Following are a couple of photos of an incident along Sumulong Highway after rains in the area. Apparently, only a motorcycle rider was involved in what seems to be something that would be categorized as a “self accident”. No other motorists may have been involved although I suspect it could also be a case of a “near miss” where the rider lost control after almost hitting or being hit by an errant vehicle.
Many roads again are expected to become more congested as school resumes in most parts of the country especially in cities. But while congestion is usually the top issue along roads near many schools, one concern that usually takes a back seat to congestion is safety. Many public schools in the provinces are located along national highways. Many if not most of their students walk to and from school, usually on the carriageway when the shoulders are too rough, dusty or muddy. This situation for students increase the likelihood of their being hit by vehicles using the road. The risk increases because of their exposure to the dangers posed by motor vehicles. Following are a couple of photos showing typical cases at public schools along national roads. Both are in Antipolo City.

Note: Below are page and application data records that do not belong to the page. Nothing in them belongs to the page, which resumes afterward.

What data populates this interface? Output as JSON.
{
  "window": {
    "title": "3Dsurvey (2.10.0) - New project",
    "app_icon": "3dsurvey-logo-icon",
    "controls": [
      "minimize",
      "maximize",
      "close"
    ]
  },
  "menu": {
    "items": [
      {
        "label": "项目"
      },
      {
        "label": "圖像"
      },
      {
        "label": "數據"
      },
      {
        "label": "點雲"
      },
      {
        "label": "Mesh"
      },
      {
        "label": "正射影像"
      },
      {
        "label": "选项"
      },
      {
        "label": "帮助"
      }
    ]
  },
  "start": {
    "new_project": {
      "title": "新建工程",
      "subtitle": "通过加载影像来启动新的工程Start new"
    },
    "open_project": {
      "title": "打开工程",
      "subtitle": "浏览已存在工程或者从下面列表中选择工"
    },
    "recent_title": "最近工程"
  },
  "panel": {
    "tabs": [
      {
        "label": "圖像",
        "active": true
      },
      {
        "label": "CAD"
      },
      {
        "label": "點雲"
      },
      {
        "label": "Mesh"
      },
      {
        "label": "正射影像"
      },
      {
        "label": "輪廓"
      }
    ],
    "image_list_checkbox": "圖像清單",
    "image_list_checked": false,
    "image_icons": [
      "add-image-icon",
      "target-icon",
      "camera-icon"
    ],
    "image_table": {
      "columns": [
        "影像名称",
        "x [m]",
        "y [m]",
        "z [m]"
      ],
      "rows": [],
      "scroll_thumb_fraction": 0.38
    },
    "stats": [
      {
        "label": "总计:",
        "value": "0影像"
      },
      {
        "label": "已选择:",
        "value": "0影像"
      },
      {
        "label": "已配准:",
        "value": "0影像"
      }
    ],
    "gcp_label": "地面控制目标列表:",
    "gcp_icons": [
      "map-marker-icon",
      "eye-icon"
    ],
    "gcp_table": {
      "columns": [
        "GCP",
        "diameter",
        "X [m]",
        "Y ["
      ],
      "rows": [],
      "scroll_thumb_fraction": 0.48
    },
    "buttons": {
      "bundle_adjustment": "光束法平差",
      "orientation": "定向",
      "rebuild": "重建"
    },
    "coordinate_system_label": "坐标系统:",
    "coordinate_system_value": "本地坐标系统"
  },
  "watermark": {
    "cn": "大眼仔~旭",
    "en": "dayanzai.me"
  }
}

Typical at-grade pedestrian crossing in front of a school. Students in most public schools often commute by walking or taking public transport like jeepneys or tricycles.
Despite this pedestrian overpass across a public school along Sumulong Highway, most students still prefer to cross on the road rather than go up and down the overpass.
Oftentimes, the seemingly obvious solution of constructing overpasses for safer crossings for students does not pan out as planned or intended. There are many underutilized pedestrian bridges since the natural way is still to cross at-grade. Then there is the issue of providing them safer walking paths or walkways. In both photos above, the sidewalks are only token (“puwede na iyan”) and insufficient for the pedestrian traffic supposed to use them. We need to plan, design and provide such facilities for our pedestrians, especially children, who are marginalized compared to those who have their own vehicles for travel.